◆ What is expected
Word for word, set down the listing that appears after this line.

----- Entries supplied

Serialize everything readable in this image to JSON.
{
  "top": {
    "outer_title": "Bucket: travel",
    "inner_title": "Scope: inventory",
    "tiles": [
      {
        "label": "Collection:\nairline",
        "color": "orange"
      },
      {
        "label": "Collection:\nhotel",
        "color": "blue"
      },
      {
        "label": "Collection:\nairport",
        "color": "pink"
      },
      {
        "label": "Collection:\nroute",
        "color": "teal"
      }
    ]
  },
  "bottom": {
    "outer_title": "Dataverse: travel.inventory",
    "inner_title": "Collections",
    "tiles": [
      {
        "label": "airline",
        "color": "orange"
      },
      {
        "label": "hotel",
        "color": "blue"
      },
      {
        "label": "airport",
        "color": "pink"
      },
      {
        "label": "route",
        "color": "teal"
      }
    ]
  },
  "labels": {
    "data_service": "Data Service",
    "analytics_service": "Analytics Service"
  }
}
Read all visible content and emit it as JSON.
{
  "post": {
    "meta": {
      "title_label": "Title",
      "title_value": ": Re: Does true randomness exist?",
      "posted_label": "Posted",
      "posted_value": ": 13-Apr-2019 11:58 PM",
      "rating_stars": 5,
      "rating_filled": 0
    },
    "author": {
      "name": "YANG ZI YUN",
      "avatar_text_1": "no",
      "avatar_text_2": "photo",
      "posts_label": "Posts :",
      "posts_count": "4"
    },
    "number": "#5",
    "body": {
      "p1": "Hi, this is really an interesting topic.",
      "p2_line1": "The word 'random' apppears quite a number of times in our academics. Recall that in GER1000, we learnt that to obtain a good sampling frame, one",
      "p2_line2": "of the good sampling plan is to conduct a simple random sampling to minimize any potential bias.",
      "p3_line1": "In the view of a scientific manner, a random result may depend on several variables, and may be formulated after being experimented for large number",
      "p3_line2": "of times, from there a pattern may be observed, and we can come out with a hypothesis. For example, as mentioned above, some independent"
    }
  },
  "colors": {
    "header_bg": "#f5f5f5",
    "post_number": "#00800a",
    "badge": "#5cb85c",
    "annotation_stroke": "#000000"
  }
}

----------

◆ Solution for this task
Serialize everything readable in this image to JSON.
{
  "top": {
    "outer_title": "Bucket: travel",
    "inner_title": "Scope: inventory",
    "tiles": [
      {
        "label": "Collection:\nairline",
        "color": "orange"
      },
      {
        "label": "Collection:\nhotel",
        "color": "blue"
      },
      {
        "label": "Collection:\nairport",
        "color": "pink"
      },
      {
        "label": "Collection:\nroute",
        "color": "teal"
      }
    ]
  },
  "bottom": {
    "outer_title": "Dataverse: travel.inventory",
    "inner_title": "Collections",
    "tiles": [
      {
        "label": "airline",
        "color": "orange"
      },
      {
        "label": "hotel",
        "color": "blue"
      },
      {
        "label": "airport",
        "color": "pink"
      },
      {
        "label": "route",
        "color": "teal"
      }
    ]
  },
  "labels": {
    "data_service": "Data Service",
    "analytics_service": "Analytics Service"
  }
}
Read all visible content and emit it as JSON.
{
  "post": {
    "meta": {
      "title_label": "Title",
      "title_value": ": Re: Does true randomness exist?",
      "posted_label": "Posted",
      "posted_value": ": 13-Apr-2019 11:58 PM",
      "rating_stars": 5,
      "rating_filled": 0
    },
    "author": {
      "name": "YANG ZI YUN",
      "avatar_text_1": "no",
      "avatar_text_2": "photo",
      "posts_label": "Posts :",
      "posts_count": "4"
    },
    "number": "#5",
    "body": {
      "p1": "Hi, this is really an interesting topic.",
      "p2_line1": "The word 'random' apppears quite a number of times in our academics. Recall that in GER1000, we learnt that to obtain a good sampling frame, one",
      "p2_line2": "of the good sampling plan is to conduct a simple random sampling to minimize any potential bias.",
      "p3_line1": "In the view of a scientific manner, a random result may depend on several variables, and may be formulated after being experimented for large number",
      "p3_line2": "of times, from there a pattern may be observed, and we can come out with a hypothesis. For example, as mentioned above, some independent"
    }
  },
  "colors": {
    "header_bg": "#f5f5f5",
    "post_number": "#00800a",
    "badge": "#5cb85c",
    "annotation_stroke": "#000000"
  }
}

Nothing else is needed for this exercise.